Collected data
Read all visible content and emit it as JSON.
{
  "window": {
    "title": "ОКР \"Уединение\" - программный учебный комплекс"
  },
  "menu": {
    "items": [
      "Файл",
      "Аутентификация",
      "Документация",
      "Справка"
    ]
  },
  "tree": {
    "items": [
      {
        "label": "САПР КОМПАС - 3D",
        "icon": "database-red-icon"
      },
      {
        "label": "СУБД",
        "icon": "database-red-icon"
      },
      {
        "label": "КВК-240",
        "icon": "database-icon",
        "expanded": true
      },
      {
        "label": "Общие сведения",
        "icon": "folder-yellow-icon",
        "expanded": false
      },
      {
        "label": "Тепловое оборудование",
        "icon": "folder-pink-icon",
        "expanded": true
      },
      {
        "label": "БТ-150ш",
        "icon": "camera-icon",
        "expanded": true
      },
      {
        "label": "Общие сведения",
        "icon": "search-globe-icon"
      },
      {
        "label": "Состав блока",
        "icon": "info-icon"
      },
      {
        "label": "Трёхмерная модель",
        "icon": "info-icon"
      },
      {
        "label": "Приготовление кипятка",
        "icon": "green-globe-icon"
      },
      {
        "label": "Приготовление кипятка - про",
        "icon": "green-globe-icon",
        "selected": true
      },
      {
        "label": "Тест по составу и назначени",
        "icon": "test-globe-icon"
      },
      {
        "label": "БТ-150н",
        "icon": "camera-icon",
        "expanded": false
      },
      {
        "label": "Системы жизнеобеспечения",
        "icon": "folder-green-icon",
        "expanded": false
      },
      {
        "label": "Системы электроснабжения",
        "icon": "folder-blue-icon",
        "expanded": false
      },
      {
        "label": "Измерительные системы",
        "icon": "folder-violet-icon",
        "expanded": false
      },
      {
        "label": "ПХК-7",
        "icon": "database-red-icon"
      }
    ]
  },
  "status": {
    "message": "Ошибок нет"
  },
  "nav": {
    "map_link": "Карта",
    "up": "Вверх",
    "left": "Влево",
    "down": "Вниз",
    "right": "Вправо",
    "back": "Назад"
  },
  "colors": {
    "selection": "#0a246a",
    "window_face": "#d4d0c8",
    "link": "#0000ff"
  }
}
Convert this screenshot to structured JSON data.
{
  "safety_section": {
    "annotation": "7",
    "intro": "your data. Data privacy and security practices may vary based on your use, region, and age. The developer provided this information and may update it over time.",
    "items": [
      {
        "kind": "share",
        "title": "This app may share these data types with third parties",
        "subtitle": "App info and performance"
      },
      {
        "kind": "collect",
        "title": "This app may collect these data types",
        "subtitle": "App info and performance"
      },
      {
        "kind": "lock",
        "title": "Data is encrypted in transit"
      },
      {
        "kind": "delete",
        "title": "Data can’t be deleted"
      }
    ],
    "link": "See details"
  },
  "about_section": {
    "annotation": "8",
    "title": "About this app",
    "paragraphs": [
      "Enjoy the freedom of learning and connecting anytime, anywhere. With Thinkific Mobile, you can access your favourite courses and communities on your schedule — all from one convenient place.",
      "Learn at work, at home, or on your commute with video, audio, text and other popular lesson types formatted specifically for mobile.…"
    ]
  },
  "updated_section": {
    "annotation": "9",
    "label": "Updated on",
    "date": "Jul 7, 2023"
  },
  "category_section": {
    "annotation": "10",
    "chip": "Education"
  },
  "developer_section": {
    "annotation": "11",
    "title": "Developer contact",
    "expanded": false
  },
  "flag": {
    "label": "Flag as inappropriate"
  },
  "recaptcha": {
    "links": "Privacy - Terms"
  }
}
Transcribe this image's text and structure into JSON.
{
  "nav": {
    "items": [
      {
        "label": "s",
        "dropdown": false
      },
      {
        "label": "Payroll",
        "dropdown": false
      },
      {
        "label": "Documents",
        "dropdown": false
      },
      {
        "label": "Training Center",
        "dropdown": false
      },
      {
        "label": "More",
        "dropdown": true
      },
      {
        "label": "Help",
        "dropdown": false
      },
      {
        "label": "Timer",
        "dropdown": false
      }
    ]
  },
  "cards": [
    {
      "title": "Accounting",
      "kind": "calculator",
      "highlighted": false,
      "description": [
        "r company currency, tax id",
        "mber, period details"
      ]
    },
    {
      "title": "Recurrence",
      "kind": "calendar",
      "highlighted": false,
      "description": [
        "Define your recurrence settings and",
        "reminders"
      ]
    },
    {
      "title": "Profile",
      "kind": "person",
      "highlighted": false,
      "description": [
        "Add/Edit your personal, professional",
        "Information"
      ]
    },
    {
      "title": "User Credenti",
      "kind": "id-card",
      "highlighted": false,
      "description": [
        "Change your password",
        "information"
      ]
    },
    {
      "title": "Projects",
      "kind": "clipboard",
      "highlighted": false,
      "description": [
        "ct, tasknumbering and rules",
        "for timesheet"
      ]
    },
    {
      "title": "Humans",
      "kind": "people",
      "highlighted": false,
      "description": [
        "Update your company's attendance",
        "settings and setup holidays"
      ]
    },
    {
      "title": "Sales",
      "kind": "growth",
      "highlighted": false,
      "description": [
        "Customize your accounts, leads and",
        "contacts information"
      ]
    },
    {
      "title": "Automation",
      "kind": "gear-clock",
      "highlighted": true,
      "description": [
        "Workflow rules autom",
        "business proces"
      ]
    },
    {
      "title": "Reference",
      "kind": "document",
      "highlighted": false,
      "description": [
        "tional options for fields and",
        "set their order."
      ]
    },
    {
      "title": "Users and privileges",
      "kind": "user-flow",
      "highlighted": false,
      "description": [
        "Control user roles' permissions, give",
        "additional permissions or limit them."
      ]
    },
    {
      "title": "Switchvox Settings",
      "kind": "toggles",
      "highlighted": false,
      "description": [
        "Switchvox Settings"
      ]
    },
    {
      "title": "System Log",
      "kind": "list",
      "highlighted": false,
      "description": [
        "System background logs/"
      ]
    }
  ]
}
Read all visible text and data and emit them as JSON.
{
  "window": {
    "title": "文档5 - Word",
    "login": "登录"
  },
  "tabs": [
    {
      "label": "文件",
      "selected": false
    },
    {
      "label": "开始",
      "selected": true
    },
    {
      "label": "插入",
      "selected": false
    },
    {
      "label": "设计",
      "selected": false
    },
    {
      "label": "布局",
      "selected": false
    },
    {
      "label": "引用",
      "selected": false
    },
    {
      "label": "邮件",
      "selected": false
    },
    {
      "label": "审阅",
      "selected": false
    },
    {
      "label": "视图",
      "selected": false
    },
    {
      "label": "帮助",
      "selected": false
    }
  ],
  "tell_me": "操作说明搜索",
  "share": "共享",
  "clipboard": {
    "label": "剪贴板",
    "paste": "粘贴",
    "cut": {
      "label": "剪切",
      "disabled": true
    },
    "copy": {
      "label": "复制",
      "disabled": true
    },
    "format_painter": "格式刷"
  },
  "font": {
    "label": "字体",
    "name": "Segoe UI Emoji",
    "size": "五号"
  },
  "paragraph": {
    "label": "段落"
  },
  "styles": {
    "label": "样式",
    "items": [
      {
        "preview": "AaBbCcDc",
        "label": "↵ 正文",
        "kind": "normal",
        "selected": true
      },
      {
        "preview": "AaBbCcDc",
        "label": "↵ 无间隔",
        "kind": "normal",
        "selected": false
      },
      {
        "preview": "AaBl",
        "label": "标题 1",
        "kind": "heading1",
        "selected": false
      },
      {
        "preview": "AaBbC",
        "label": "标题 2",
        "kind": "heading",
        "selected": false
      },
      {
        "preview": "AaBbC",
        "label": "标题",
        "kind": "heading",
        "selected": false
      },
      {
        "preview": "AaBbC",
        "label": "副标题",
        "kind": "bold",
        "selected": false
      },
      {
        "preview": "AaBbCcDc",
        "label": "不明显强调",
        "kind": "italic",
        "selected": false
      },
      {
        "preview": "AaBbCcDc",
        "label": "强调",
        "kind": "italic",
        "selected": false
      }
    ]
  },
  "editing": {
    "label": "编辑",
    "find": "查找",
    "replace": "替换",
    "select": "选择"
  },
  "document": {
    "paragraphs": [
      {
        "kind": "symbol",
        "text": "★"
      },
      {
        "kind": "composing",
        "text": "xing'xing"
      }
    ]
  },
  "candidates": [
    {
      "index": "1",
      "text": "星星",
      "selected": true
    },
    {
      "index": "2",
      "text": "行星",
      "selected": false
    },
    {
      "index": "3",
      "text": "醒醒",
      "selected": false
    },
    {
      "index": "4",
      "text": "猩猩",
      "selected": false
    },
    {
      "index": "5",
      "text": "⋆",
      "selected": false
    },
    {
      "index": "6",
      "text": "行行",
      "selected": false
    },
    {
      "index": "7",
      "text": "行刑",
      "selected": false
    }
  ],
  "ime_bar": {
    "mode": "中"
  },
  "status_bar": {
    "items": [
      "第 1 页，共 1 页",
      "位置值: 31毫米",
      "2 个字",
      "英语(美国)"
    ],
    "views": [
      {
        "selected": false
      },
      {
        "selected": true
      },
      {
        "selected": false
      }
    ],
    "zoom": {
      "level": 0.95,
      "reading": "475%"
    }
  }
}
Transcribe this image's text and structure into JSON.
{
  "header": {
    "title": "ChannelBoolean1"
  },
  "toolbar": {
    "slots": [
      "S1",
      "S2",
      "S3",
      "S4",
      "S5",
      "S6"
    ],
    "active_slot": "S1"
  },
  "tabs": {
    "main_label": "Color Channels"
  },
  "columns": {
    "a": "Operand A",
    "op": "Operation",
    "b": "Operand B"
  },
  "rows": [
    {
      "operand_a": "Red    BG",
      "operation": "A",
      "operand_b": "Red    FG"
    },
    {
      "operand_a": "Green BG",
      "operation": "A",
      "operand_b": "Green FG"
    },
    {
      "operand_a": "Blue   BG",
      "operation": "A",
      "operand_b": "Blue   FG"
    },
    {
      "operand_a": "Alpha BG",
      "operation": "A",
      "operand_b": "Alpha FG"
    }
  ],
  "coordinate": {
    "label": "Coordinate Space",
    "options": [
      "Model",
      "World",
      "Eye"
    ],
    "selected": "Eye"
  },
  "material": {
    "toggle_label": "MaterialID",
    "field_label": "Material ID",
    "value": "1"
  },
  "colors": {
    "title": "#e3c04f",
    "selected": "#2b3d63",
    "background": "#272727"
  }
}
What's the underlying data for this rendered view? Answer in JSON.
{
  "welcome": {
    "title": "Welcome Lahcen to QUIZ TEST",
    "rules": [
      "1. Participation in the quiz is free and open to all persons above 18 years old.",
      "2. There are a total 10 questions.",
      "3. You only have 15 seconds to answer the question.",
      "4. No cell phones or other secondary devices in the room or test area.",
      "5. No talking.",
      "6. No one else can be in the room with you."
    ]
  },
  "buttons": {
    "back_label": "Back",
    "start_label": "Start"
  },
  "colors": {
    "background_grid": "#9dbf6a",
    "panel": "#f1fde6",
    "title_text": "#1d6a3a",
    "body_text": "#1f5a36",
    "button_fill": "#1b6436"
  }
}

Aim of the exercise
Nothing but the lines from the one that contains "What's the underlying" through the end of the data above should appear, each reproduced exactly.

Solution below
What's the underlying data for this rendered view? Answer in JSON.
{
  "welcome": {
    "title": "Welcome Lahcen to QUIZ TEST",
    "rules": [
      "1. Participation in the quiz is free and open to all persons above 18 years old.",
      "2. There are a total 10 questions.",
      "3. You only have 15 seconds to answer the question.",
      "4. No cell phones or other secondary devices in the room or test area.",
      "5. No talking.",
      "6. No one else can be in the room with you."
    ]
  },
  "buttons": {
    "back_label": "Back",
    "start_label": "Start"
  },
  "colors": {
    "background_grid": "#9dbf6a",
    "panel": "#f1fde6",
    "title_text": "#1d6a3a",
    "body_text": "#1f5a36",
    "button_fill": "#1b6436"
  }
}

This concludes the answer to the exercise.